Bookish blues: Songs to listen to while reading literature

My boyfriend launches up from his kingdom of blankets as soon as I ask him for help on this week’s column. Music with no words is his jurisdiction, and Spotify is up and blasting before I’ve even explained why that’s the topic.

The Los Angeles Times Festival of Books this weekend is the perfect platform to talk about books and music. It can be a cacophony of sounds or a beautiful symphony; it’s about finding the right harmony. A lot of people think it’s weird that I can read and listen to music at the same time. It goes beyond that though. I actually struggle to focus on books if music isn’t playing in the background. Call me a child of television and film, but it’s the swelling of notes in my ears that allows me to get lost in the words.

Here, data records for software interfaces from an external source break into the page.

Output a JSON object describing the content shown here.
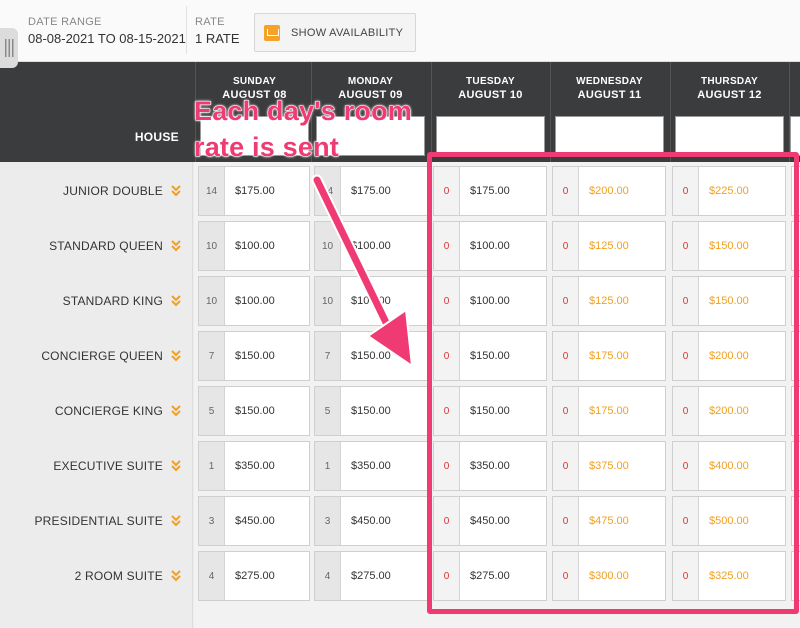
{
  "toolbar": {
    "date_range_label": "DATE RANGE",
    "date_range_value": "08-08-2021 TO 08-15-2021",
    "rate_label": "RATE",
    "rate_value": "1 RATE",
    "show_availability_label": "SHOW AVAILABILITY"
  },
  "grid": {
    "house_label": "HOUSE",
    "days": [
      {
        "name": "SUNDAY",
        "date": "AUGUST 08"
      },
      {
        "name": "MONDAY",
        "date": "AUGUST 09"
      },
      {
        "name": "TUESDAY",
        "date": "AUGUST 10"
      },
      {
        "name": "WEDNESDAY",
        "date": "AUGUST 11"
      },
      {
        "name": "THURSDAY",
        "date": "AUGUST 12"
      }
    ],
    "rooms": [
      {
        "name": "JUNIOR DOUBLE",
        "cells": [
          {
            "avail": "14",
            "price": "$175.00"
          },
          {
            "avail": "14",
            "price": "$175.00"
          },
          {
            "avail": "0",
            "price": "$175.00"
          },
          {
            "avail": "0",
            "price": "$200.00"
          },
          {
            "avail": "0",
            "price": "$225.00"
          }
        ]
      },
      {
        "name": "STANDARD QUEEN",
        "cells": [
          {
            "avail": "10",
            "price": "$100.00"
          },
          {
            "avail": "10",
            "price": "$100.00"
          },
          {
            "avail": "0",
            "price": "$100.00"
          },
          {
            "avail": "0",
            "price": "$125.00"
          },
          {
            "avail": "0",
            "price": "$150.00"
          }
        ]
      },
      {
        "name": "STANDARD KING",
        "cells": [
          {
            "avail": "10",
            "price": "$100.00"
          },
          {
            "avail": "10",
            "price": "$100.00"
          },
          {
            "avail": "0",
            "price": "$100.00"
          },
          {
            "avail": "0",
            "price": "$125.00"
          },
          {
            "avail": "0",
            "price": "$150.00"
          }
        ]
      },
      {
        "name": "CONCIERGE QUEEN",
        "cells": [
          {
            "avail": "7",
            "price": "$150.00"
          },
          {
            "avail": "7",
            "price": "$150.00"
          },
          {
            "avail": "0",
            "price": "$150.00"
          },
          {
            "avail": "0",
            "price": "$175.00"
          },
          {
            "avail": "0",
            "price": "$200.00"
          }
        ]
      },
      {
        "name": "CONCIERGE KING",
        "cells": [
          {
            "avail": "5",
            "price": "$150.00"
          },
          {
            "avail": "5",
            "price": "$150.00"
          },
          {
            "avail": "0",
            "price": "$150.00"
          },
          {
            "avail": "0",
            "price": "$175.00"
          },
          {
            "avail": "0",
            "price": "$200.00"
          }
        ]
      },
      {
        "name": "EXECUTIVE SUITE",
        "cells": [
          {
            "avail": "1",
            "price": "$350.00"
          },
          {
            "avail": "1",
            "price": "$350.00"
          },
          {
            "avail": "0",
            "price": "$350.00"
          },
          {
            "avail": "0",
            "price": "$375.00"
          },
          {
            "avail": "0",
            "price": "$400.00"
          }
        ]
      },
      {
        "name": "PRESIDENTIAL SUITE",
        "cells": [
          {
            "avail": "3",
            "price": "$450.00"
          },
          {
            "avail": "3",
            "price": "$450.00"
          },
          {
            "avail": "0",
            "price": "$450.00"
          },
          {
            "avail": "0",
            "price": "$475.00"
          },
          {
            "avail": "0",
            "price": "$500.00"
          }
        ]
      },
      {
        "name": "2 ROOM SUITE",
        "cells": [
          {
            "avail": "4",
            "price": "$275.00"
          },
          {
            "avail": "4",
            "price": "$275.00"
          },
          {
            "avail": "0",
            "price": "$275.00"
          },
          {
            "avail": "0",
            "price": "$300.00"
          },
          {
            "avail": "0",
            "price": "$325.00"
          }
        ]
      }
    ]
  },
  "annotation": {
    "line1": "Each day's room",
    "line2": "rate is sent"
  },
  "icons": {
    "availability": "calendar-icon",
    "expand": "double-chevron-down-icon",
    "rate_change": "star-icon",
    "drawer": "drawer-handle-icon"
  },
  "colors": {
    "header_bg": "#3b3c3e",
    "accent_orange": "#f0a023",
    "annotation_pink": "#f03a73",
    "zero_red": "#dd3333"
  }
}
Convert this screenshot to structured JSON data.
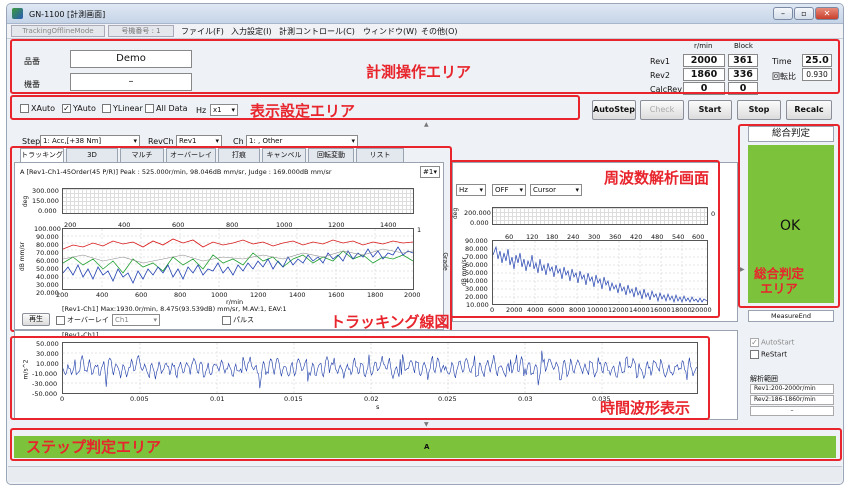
{
  "window": {
    "title": "GN-1100 [計測画面]"
  },
  "menubar": {
    "mode": "TrackingOfflineMode",
    "machine": "号機番号 : 1",
    "items": [
      "ファイル(F)",
      "入力設定(I)",
      "計測コントロール(C)",
      "ウィンドウ(W)",
      "その他(O)"
    ]
  },
  "measure": {
    "product_label": "品番",
    "product_value": "Demo",
    "model_label": "機番",
    "model_value": "–",
    "col_rpm": "r/min",
    "col_block": "Block",
    "rev1_label": "Rev1",
    "rev1_rpm": "2000",
    "rev1_block": "361",
    "rev2_label": "Rev2",
    "rev2_rpm": "1860",
    "rev2_block": "336",
    "calcrev_label": "CalcRev",
    "calcrev_rpm": "0",
    "calcrev_block": "0",
    "time_label": "Time",
    "time_value": "25.0",
    "ratio_label": "回転比",
    "ratio_value": "0.930"
  },
  "display": {
    "xauto": "XAuto",
    "yauto": "YAuto",
    "ylinear": "YLinear",
    "alldata": "All Data",
    "hz_label": "Hz",
    "hz_value": "x1"
  },
  "buttons": {
    "autostep": "AutoStep",
    "check": "Check",
    "start": "Start",
    "stop": "Stop",
    "recalc": "Recalc"
  },
  "selectors": {
    "step_label": "Step",
    "step_value": "1: Acc,[+38 Nm]",
    "revch_label": "RevCh",
    "revch_value": "Rev1",
    "ch_label": "Ch",
    "ch_value": "1: , Other"
  },
  "tabs": [
    "トラッキング",
    "3D",
    "マルチ",
    "オーバーレイ",
    "打痕",
    "キャンベル",
    "回転変動",
    "リスト"
  ],
  "tracking": {
    "header": "A [Rev1-Ch1-45Order(45 P/R)] Peak : 525.000r/min, 98.046dB mm/sr, Judge : 169.000dB mm/sr",
    "selector": "#1",
    "phase_ylabel": "deg",
    "phase_ticks": [
      "300.000",
      "150.000",
      "0.000"
    ],
    "amp_ylabel": "dB mm/sr",
    "amp_ticks": [
      "100.000",
      "90.000",
      "80.000",
      "70.000",
      "60.000",
      "50.000",
      "40.000",
      "30.000",
      "20.000"
    ],
    "top_x_ticks": [
      "200",
      "400",
      "600",
      "800",
      "1000",
      "1200",
      "1400"
    ],
    "bottom_x_ticks": [
      "200",
      "400",
      "600",
      "800",
      "1000",
      "1200",
      "1400",
      "1600",
      "1800",
      "2000"
    ],
    "xlabel": "r/min",
    "right_marker": "1",
    "info": "[Rev1-Ch1] Max:1930.0r/min, 8.475(93.539dB) mm/sr, M.AV:1, EAV:1",
    "play_button": "再生",
    "overlay_label": "オーバーレイ",
    "overlay_value": "Ch1",
    "pulse_label": "パルス"
  },
  "freq": {
    "dd1": "Hz",
    "dd2": "OFF",
    "dd3": "Cursor",
    "phase_ylabel": "deg",
    "phase_ticks": [
      "200.000",
      "0.000"
    ],
    "amp_ylabel": "dB mm/sr",
    "amp_side_label": "Grade",
    "amp_ticks": [
      "90.000",
      "80.000",
      "70.000",
      "60.000",
      "50.000",
      "40.000",
      "30.000",
      "20.000",
      "10.000"
    ],
    "top_x_ticks": [
      "60",
      "120",
      "180",
      "240",
      "300",
      "360",
      "420",
      "480",
      "540",
      "600"
    ],
    "bottom_x_ticks": [
      "0",
      "2000",
      "4000",
      "6000",
      "8000",
      "10000",
      "12000",
      "14000",
      "16000",
      "18000",
      "20000"
    ],
    "right_marker": "0"
  },
  "time_wave": {
    "label": "[Rev1-Ch1]",
    "ylabel": "m/s^2",
    "y_ticks": [
      "50.000",
      "30.000",
      "10.000",
      "-10.000",
      "-30.000",
      "-50.000"
    ],
    "x_ticks": [
      "0",
      "0.005",
      "0.01",
      "0.015",
      "0.02",
      "0.025",
      "0.03",
      "0.035"
    ],
    "xlabel": "s"
  },
  "judge": {
    "title": "総合判定",
    "result": "OK",
    "measure_end": "MeasureEnd",
    "autostart": "AutoStart",
    "restart": "ReStart",
    "range_title": "解析範囲",
    "range1": "Rev1:200-2000r/min",
    "range2": "Rev2:186-1860r/min",
    "range3": "–"
  },
  "step_bar": {
    "label": "A"
  },
  "annotations": {
    "measure": "計測操作エリア",
    "display": "表示設定エリア",
    "freq": "周波数解析画面",
    "tracking": "トラッキング線図",
    "time": "時間波形表示",
    "judge": "総合判定\nエリア",
    "step": "ステップ判定エリア"
  },
  "colors": {
    "ok_green": "#7cc23a",
    "annot_red": "#e8242c"
  }
}
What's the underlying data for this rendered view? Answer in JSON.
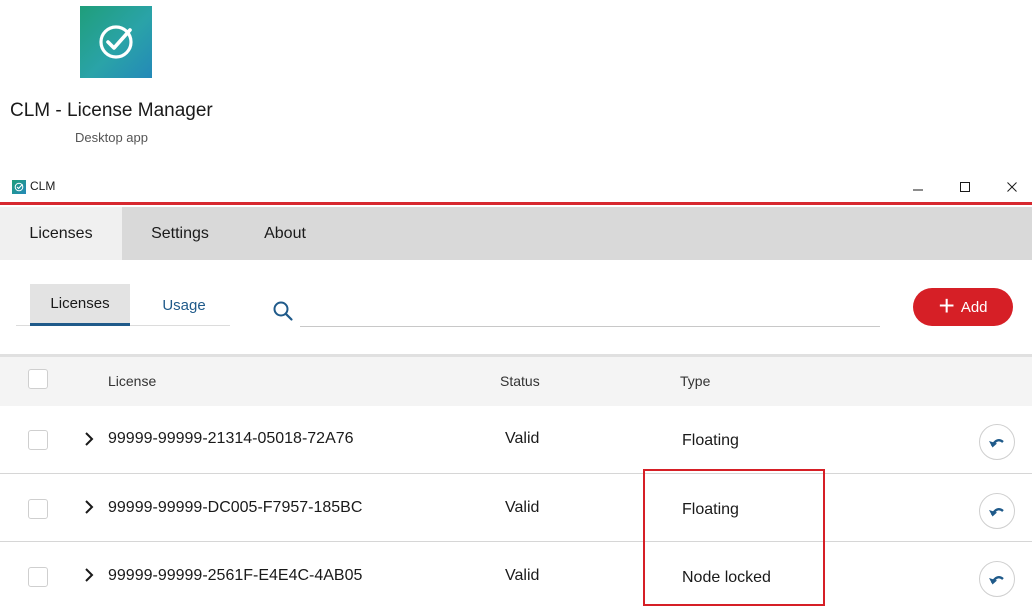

Don’t misunderstand — I don’t have Taylor Swift at top volume while trying to read Elie Wiesel’s Night, and Johnny Cash never soundtracked my Sarah Dessen binges. Music and books are like wine and food; obviously you can do it with whatever pairing but the best results will come when the two match. My first memory of noticing how the two could bleed together was in the 7th grade when I read 1984 and A Brave New World listening to Andrew Bird’s The Mysterious Production of Eggs and being blown away at the parallels. From there, it was Damien Rice’s “The Blower’s Daughter” becoming the anthem to my experience reading The Hunger Games.

The best way to begin is with music with no words. And that brings us back to my boyfriend’s excitement. My first foray into contemporary lyricless music was with Vitamin String Quartet. I found them through a simple Google search for good music to play while studying. At my fingertips were all the songs I knew already, in a wordless art. It was simple enough; I already knew the emotions of the song. One look at the back of the book for a synopsis and I knew which song from the quartet to choose. I became a literary John Williams. A few pages of the book and my instinct told me which of VSQ’s renditions to play. But then I became curious … there had to be more out there that my newly acquired soundtracking skills could utilize.

With music’s heavy exploration of electronic techniques, I began searching the depths of ambient, indie and electronic to find soft lullabies and pounding beats to back my books. From those you trip to at music festivals to the ones you only find 400 clicks away from your starting point on YouTube, it’s all about finding what you read best to.

And while I have your attention, I thought I’d add on some book recommendations as well. See you all at the festival this weekend.

Recommended books:

Of Corpse

– Peter Narvaez


– Chuck Palahnuik

Its Kind of a Funny Story

– Ned Vizzini

The Colossus of New York

– Colson Whithead

The Princess Bride

– William Goldman

Recommended Playlist:

“Summer Spliffs”

– Broke For Free


– John Frusciante


– Ratatat

“Zodiac Shit”

– Flying Lotus


– Big Wild


– Breakmaster Cylinder


– Vitamin String Quartet


– The XX

“Where is My Mind”

– Maxence Cyrin


– Villagers

Malorie McCall is a junior majoring in philosophy.  Her column, “Mal’s Mix,” runs on Fridays.